I have also recently been doing a bit of freelance writing for the magazine American Songwriter -- at least, I've been writing for their website. It's my first freelance experience. So far it's been just three pieces: A review of the Pitchfork fest, a review of a Soundgarden concert, and a record review of the new Ray Lamontagne record. I was particularly proud of the first I'm realizing that it focuses a bit on cynicism as well (a state of mind frequently on my mind, it seems). I spent a long time writing that article and thinking carefully about my argument there and I think it is a decent piece of writing. I probably spent 10 hours writing it and got paid exactly one dollar an hour for my work, their going rate ($10 per piece). The Ray Lamontagne review has also been fun to watch because of all the comments it got. People, on the whole, didn't like my review and one goes as far as to say "this isn't just a bad review, it's a bad REVIEWER!" That made me frown first, but it quickly turned to a smile when I realized that I might have had the very same response if any of my favorite artists' records were negatively reviewed. I actually felt a bit proud that my review had prompted such a large response.
The best thing by far that these writing gigs provide, despite the low/no paychecks is access to amazing live and recorded music. That Soundgarden show, for example, was sold out. They were to play for an audience in the tens of thousands a few nights later at Lollapalooza and I saw them in a small theatre and was relatively close to the stage. Also, I've been able to see a few of my favorite bands not just once but numerous times over the summer. I saw Dawes, my favorite new band, FOUR times this summer and another favorite The National three times. This is a near unspeakable privilege for a kid who has always loved live music but has never had deep enough pockets to experience it on even a fraction of this scale. So, I'm feeling blessed.

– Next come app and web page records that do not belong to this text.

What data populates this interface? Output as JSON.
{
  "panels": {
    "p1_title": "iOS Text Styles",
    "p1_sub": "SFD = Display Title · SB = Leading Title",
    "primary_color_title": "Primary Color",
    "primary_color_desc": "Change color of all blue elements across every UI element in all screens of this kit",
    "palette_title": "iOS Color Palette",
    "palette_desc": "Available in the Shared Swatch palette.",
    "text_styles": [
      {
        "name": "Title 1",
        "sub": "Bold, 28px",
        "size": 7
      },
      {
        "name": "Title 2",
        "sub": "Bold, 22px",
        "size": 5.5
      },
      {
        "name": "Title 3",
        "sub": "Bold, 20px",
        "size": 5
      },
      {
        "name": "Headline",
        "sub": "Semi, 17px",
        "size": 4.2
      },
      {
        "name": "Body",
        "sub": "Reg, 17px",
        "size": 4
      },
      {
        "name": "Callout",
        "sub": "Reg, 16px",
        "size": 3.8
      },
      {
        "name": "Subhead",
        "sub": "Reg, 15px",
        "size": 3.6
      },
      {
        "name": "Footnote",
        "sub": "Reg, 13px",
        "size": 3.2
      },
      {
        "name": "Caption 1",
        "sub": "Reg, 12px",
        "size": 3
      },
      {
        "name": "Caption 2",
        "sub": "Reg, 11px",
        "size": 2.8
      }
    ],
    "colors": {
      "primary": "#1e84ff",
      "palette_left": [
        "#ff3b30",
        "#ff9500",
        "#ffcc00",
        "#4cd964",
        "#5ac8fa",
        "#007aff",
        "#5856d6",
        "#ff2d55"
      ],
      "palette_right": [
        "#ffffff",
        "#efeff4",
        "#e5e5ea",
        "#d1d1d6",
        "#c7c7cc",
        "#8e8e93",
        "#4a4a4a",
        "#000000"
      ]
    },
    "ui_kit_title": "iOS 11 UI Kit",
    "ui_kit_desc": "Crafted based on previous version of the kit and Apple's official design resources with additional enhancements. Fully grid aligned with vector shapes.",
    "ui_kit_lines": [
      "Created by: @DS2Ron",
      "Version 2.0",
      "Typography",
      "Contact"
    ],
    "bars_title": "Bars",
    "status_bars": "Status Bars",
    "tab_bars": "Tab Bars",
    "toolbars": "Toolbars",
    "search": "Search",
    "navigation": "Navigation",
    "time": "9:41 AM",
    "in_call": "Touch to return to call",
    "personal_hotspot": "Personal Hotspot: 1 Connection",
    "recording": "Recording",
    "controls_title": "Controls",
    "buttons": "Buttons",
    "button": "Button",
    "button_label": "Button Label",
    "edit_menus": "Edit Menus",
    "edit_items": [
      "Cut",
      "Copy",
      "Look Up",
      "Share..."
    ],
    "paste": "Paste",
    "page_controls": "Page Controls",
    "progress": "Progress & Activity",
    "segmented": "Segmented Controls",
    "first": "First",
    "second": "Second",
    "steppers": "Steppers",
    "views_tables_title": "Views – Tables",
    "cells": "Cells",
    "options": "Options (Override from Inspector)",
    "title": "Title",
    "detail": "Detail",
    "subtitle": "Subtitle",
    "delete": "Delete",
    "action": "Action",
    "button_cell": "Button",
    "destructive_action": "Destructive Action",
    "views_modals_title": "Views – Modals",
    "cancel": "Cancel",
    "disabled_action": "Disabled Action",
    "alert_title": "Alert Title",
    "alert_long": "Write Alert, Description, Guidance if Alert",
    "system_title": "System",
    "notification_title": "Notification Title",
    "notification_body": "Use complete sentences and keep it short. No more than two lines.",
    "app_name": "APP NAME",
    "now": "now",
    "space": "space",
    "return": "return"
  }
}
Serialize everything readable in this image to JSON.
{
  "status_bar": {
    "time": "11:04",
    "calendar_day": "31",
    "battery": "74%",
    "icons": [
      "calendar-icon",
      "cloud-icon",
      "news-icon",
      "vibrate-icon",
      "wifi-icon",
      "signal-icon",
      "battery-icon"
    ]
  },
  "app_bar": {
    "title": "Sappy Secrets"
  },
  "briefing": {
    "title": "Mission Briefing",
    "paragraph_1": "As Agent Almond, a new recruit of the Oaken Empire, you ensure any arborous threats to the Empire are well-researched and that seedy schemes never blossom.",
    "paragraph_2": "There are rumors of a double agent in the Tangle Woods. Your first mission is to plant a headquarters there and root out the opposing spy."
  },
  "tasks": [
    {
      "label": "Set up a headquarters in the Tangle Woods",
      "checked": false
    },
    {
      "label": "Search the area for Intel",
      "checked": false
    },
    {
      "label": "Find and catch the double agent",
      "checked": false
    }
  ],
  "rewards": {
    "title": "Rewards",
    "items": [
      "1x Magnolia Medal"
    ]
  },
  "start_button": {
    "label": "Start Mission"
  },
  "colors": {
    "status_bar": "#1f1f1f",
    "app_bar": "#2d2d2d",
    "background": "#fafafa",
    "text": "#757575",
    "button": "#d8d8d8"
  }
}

Additionally, I've started to do some "blogging" (if that's what you can call it) over on a Tumblr page. The focus here is mostly MoB's runnoff -- ideas that I have for music writing that don't quite seem to fit that particular writing space. I've stated there that I'm interested, particularly, in exploring the craft of songwriting. That is a big net, though, so I have some liberty to deviate a bit. The last post there about songs that sound similar should be a fun one to explore. I love thinking about the ways that music is constantly overlapping as influences, almost like implicit or subtextual references to other music and styles. So that should be fun.
Finally, I'm going to start trying to use this space --a blog I've titled "Sonic Rhetorics" -- to start collecting ideas and musings about my academic writing. I created it a year or so ago, but have never used it. I'll start using it this semester for a course I am taking, and we'll see what happens from there. Right now the best thing about it is the title banner.
This leads to a bit of an admission of fear: for all the writing that I have been doing this year, only a small percent of it has been academic writing. This worries me a bit. I know that in order to be successful in my career as an academic, I have to start producing and publishing my work. This is a bit daunting for me, but I have begun to make moves to help these two kinds of writing -- the kind that I want/like to do and the kind that I have to do -- and merge them. I am fairly certain that my dissertation will be a historical look at American music (focused in around the turn of the last century). I want to argue for music as rhetoric -- as persuasive discourse -- that is deeply embedded in culture, ideology and national/regional (and personal) identity. It is my hope that my writing in the last year will prime the pump on my more academic stuff. We'll see.
So that's my update for now. I still see blog as an important home base for me and so will continue to use it from time to time as such.